Dataset rows for apps and sites
>>>

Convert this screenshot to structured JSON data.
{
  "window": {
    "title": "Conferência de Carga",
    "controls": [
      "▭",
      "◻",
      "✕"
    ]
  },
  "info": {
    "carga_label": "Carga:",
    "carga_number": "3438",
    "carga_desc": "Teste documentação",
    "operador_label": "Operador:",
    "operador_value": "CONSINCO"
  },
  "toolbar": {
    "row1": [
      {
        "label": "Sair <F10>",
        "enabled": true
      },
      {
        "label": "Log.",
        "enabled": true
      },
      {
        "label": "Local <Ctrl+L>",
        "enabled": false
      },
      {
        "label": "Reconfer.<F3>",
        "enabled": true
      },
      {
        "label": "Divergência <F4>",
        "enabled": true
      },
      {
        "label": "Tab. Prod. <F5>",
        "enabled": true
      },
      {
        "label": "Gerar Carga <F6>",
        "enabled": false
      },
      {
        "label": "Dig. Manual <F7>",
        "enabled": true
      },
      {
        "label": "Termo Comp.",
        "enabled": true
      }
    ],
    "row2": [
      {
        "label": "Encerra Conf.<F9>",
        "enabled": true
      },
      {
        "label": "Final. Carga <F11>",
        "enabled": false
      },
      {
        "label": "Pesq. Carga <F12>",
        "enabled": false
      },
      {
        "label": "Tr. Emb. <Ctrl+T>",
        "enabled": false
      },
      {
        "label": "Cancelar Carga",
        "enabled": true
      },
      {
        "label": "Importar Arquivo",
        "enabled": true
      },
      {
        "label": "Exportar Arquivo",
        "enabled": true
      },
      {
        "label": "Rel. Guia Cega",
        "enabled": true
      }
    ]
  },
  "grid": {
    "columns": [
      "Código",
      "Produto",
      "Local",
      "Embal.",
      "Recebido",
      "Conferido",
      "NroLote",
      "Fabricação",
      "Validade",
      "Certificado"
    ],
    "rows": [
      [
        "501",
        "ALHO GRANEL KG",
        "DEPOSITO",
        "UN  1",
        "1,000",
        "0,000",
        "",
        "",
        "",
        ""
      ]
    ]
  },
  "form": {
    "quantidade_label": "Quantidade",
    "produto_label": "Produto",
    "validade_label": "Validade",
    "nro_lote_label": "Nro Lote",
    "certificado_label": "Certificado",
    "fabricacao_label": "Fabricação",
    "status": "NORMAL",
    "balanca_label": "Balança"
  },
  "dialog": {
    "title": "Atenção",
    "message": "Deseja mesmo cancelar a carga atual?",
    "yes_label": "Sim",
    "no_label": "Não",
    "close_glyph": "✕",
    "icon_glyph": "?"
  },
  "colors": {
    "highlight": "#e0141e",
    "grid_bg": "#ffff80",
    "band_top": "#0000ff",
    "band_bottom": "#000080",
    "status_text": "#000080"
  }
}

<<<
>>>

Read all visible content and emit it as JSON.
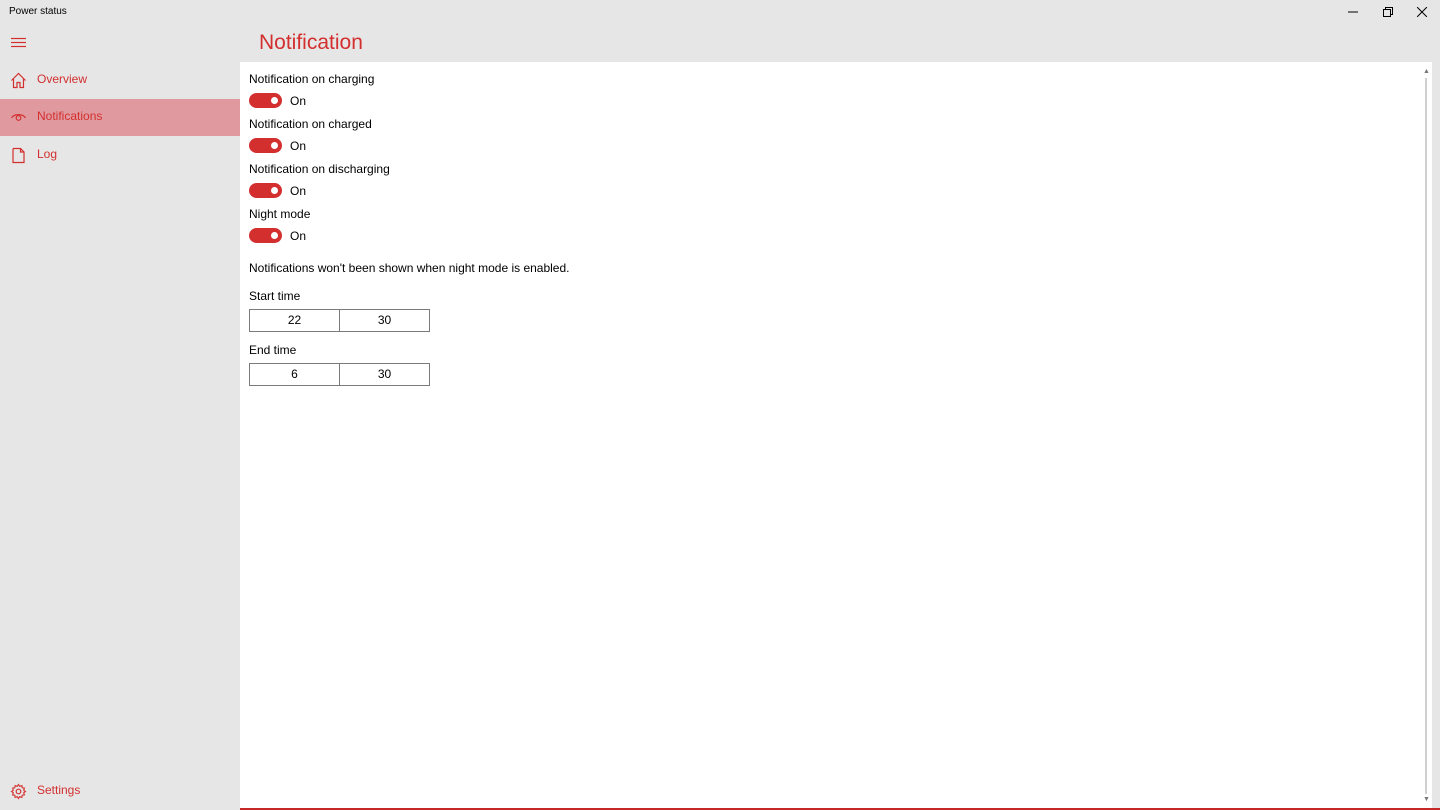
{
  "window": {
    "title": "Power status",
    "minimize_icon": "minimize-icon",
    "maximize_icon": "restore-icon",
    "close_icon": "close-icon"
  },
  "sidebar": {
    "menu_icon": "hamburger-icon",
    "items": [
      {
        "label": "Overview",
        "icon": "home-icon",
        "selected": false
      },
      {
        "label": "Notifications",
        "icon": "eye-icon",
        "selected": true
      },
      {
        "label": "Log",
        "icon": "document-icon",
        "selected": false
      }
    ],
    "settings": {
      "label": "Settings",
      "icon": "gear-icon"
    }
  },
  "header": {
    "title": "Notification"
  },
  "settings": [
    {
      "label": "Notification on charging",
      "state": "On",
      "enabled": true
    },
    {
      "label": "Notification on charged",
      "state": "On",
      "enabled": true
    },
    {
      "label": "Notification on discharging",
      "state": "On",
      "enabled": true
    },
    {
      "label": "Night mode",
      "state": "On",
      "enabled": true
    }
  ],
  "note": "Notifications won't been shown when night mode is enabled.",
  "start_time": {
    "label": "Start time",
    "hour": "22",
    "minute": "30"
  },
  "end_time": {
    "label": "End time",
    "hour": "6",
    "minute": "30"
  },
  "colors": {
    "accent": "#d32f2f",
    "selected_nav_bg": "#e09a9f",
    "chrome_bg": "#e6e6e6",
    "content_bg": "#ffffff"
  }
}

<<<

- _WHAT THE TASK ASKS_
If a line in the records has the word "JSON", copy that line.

- _RESPONSE AREA_
Convert this screenshot to structured JSON data.
Read all visible content and emit it as JSON.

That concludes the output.